Langston Hughes’ 1938 poem “Let America Be America” reminded the world in recent years that to the African American soul, “America never was America to me.”
Now another lyric has been published.
“Citizen: An American Lyric,” by National Book Award winner Claudia Rankine, narrates accumulating racial aggressions in ongoing encounters in the media and in twenty-first-century daily life. Rankine came to Cal Poly Pomona on April 13 as part of the Department of English and Foreign Language’s Lingua Franca Speaker Series.
Rankine read poems from the book, explained its visual elements and took questions from the audience. In “Citizen,” Rankine shows how everyday acts of racism, or microaggressions, can accumulate inside the body.
“People like to say it’s a book about racism, but really it’s a book about intimacy,” said Rankine about “Citizen.”

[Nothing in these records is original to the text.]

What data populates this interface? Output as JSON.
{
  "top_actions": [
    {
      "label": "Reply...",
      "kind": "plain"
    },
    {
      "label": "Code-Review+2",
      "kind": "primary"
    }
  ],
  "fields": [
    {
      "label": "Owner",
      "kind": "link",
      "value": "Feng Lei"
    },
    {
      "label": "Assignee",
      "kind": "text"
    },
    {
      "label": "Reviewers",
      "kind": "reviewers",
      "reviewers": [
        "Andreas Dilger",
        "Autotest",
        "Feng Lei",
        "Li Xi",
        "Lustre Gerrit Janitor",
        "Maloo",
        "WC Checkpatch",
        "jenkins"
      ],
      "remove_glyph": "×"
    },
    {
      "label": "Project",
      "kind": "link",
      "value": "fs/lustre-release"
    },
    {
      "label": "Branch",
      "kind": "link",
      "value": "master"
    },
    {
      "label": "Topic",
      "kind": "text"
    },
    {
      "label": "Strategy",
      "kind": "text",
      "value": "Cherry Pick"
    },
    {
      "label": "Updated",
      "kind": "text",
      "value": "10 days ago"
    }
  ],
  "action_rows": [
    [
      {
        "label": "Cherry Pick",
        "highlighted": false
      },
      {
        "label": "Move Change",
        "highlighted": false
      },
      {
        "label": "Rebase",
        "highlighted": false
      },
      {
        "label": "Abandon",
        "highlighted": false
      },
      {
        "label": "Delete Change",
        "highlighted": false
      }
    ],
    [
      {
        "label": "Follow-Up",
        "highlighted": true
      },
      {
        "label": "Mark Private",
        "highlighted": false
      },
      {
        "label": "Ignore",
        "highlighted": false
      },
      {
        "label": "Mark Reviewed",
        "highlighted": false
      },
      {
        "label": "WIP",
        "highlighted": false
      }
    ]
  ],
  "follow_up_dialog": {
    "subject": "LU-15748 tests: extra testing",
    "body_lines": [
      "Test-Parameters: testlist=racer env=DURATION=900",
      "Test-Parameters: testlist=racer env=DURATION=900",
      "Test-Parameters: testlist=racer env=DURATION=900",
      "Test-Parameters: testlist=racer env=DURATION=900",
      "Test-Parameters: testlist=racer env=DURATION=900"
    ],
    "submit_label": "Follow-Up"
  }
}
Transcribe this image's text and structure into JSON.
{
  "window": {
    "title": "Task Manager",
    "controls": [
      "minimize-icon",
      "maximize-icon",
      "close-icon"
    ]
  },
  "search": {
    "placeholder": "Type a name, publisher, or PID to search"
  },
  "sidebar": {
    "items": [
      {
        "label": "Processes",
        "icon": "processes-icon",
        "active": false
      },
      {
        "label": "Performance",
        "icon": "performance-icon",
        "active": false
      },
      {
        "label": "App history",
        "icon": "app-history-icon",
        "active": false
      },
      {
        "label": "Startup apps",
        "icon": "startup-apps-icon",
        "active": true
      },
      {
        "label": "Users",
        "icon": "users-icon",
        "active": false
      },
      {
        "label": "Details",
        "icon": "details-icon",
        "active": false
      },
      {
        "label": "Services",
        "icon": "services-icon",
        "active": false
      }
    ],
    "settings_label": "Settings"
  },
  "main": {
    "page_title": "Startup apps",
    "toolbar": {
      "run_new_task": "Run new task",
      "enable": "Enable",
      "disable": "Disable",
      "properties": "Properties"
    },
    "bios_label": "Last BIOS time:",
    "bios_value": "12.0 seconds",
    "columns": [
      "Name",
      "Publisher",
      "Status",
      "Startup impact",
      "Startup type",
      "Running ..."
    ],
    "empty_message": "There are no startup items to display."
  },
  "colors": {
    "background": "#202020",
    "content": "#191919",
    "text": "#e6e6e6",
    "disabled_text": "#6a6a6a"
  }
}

“There is a medical phrase called John Henryism, which is about ways in which the black body has to hold all of this kind of constant assault inside a system that’s systemically racist…and that leads to things like high blood pressure, high stress, [and] all those things.
“When we think about race and racism we like to think of it in terms of scandal. You know, we like the videos of police shooting black men in the back six, seven, eight, nine times, like that’s the source of racism.”
Rankine did not want to focus on the scandal, but rather the instances that break one’s ability to continue the day.
To write “Citizen,” Rankine asked her friends about moments when they were doing something ordinary and were interrupted purely because of the color of their skin.
“I really think about [‘Citizen’] as a community document,” said Rankine.
Events recorded in “Citizen” stem from seemingly subtle slips of the tongue to intentional offenses at the supermarket, school, home, on the tennis court, or on the streets.
“There’s a piece in here which happened to me,” said Rankine. “I went with a friend to get something at the Whole Foods and the guy at the register said to me, ‘Oh you think your card will work?’ Like that.”
Rankine said that she writes in second person in a way to distance herself from the moments, but also to force the reader to be included.
Author Zora Neale Hurston’s words, “I feel most colored when I am thrown against a sharp white background,” are subtly weaved throughout “Citizen,” reminiscent of the recurring, constant profiling that seems to have no end.
The accumulation of these microaggressions is also illustrated by eliminating titles in her poems, giving the work a continual feel.
“These are not discrete moments,” Rankine told the audience. “These are moments that blend into each other and add up in the body.”
One of the poems Rankine read to the audience at CPP was of an encounter with the police, which included the repetition of the line “And you are not the guy and still you fit the description because there is only one guy who is always the guy fitting the description.”
Mecir Ureta, a third-year Spanish student, reacted to the poem with familiarity. Though he had experienced similar racism by the police, the words, “Wow, I didn’t know that was going on here,” escaped from his mouth.
“I got pulled over so many times, and cops thought that I didn’t have a license most of the time because I was Latino,” said Ureta.
This quarter, English Professor Aaron DeRosa is teaching Rankine’s “Citizen” for the first time in his Black Literature in the U.S. and 20th Century American Literature classes. DeRosa said “Citizen” is about openness and recognizing that some lives are viewed differently than other lives in the United States.
“We highlight those differences and in some way that’s positive, but sometimes [highlighting differences] shades away from that which unites us which is that we are all humans, we are all people and want to just be loved, be happy,” said DeRosa.
“I think that one thing that Dr. Rankine’s work allows us to do is to see people interacting with people and it brings it back to that level, the human, deeply felt emotional responses that get lost when we talk about statistics … I think this focuses us back on human lives as they encounter these moments.”
One of DeRosa’s students, Keyana Rhoden, a first-year English literature graduate student, had saved the event on her calendar since January.
“I was excited [to come to the event], because I believe that these types of discourses need to be told,” said Rhoden.
Rhoden said being at CPP made her realize there are aspects that demonstrate to her that “black lives do matter.”
The next Lingua Franca event will feature translator Sophie Hughes on May 4, followed by Mexican novelist Cristina Rivera Garza on May 13.